Several years before John Carpenter struck gold with his low budget marvel Halloween, Canadian journeyman Bob Clark created the template for what would become known as the slasher film with 1974's Black Christmas.
This horror film was among the first to follow the now familiar pattern of the slasher genre that went on to dominate early '80s horror cinema. Black Christmas utilized the unseen killer knocking off nubile coeds in their sorority house one at a time in search of vengeance for some unknown slight committed against him. Director Clark, who would go on to even greater acclaim as the director of one of the most famous Christmas films of all time, A Christmas Story, created what has become one of the most iconic films of the period and the first film to exploit holiday terrors in a trend that continues even today.
Black Christmas's story, of an obscene caller who terrorizes a sorority house during the holiday break, is one that would become rather familiar to horror audiences by the mid '80s, but at the time it was quite novel. Not only did the film introduce a relatively new idea, the unseen killer stalking the college coeds, it also included a cast that was pretty high profile compared to what would came after. In the nominal lead was Olivia Hussey, who had scored a major international hit with Zeffirelli's Romeo & Juliet in 1968. Also on board were Margot Kidder (Superman, Sisters), Kier Dullea (2001: A Space Odyssey), Andrea Martin (SCTV), and cult film legend John Saxon (Tenebre, Enter the Dragon, A Nightmare on Elm Street, etc.).
The result of this confluence of talent, who really had no business slumming it in what should've been a no budget Canadian horror film, was nothing less than a milestone in terror. Black Christmas is not only among the most prominent progenitors of the slasher genre alongside films like Psycho, it's also a genuinely great film.
101 Films brings Black Christmas to Blu-ray in the UK for the first time with this disc, released a few weeks ago in the final weeks of 2017. The film has already had two Blu-ray releases in the US, and one in Canada, and 101 Films does its best to stay in competition with those two discs, but does ultimately fall a bit short.
The A/V quality on the disc is about as good as one could expect. The only available source material for the disc wasn't in optimal shape, and so the picture is good, but by no means a knockout. However it does the job, as do the 5.1 surround and original 2.0 stereo audio tracks. I sampled both and found myself preferring the surround track as it seems to produce a more full sound, even when it comes to dialogue rendition.
When it comes to extras, the 101 Films Blu-ray recycles some of the best bonus materials from previous editions. Borrowing from the Canadian "Season's Grievings" 40th anniversary disc from a few years back as well as the US Scream Factory disc's best features. There is a decent length interview with star Art Hingle in which he talks about the film and Canada's film industry at the time and today, as well as a similar interview with co-star Lynne Griffin.

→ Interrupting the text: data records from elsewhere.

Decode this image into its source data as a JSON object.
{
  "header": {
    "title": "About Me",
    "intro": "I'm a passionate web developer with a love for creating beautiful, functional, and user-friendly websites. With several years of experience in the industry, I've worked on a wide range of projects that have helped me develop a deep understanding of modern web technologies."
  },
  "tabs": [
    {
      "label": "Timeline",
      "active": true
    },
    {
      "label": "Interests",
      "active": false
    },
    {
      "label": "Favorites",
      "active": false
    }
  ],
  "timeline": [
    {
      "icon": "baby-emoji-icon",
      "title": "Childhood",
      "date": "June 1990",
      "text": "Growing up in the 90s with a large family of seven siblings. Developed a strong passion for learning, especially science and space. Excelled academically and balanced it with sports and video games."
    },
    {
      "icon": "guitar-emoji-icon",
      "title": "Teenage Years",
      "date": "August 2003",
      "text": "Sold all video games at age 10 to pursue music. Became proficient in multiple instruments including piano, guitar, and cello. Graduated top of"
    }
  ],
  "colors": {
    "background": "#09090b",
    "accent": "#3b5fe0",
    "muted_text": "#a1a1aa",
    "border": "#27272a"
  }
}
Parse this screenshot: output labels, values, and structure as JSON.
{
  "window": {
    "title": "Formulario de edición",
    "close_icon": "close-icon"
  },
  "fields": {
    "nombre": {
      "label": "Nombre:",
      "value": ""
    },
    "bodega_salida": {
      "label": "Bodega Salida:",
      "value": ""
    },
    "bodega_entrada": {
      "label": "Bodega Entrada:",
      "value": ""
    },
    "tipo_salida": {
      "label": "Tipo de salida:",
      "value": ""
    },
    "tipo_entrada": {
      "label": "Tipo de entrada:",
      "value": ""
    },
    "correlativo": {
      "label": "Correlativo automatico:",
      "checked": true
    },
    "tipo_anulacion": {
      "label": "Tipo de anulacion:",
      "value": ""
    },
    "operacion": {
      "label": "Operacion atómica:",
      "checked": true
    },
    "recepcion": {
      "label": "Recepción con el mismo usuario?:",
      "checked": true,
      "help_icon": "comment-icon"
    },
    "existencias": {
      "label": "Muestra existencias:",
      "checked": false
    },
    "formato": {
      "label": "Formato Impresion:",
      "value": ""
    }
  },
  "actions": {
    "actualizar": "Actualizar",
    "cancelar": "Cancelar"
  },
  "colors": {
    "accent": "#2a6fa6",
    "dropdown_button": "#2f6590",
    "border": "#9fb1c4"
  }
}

The disc also includes a 40th anniversary reunion panel from Fan Expo Canada in 2014 and a making-of documentary from that same year that appears on both the Scream Factory disc and the Canadian Anchor Bay release.
Yes, the UK disc is missing several of the bonus materials from Scream Factory's comprehensive 2017 release. There's a whole other cut of the film that is missing, as well as numerous interviews, but if you're locked to Region B, there is no shame in owning this release, which is very good on its own merit. Definitely recommended for European fans.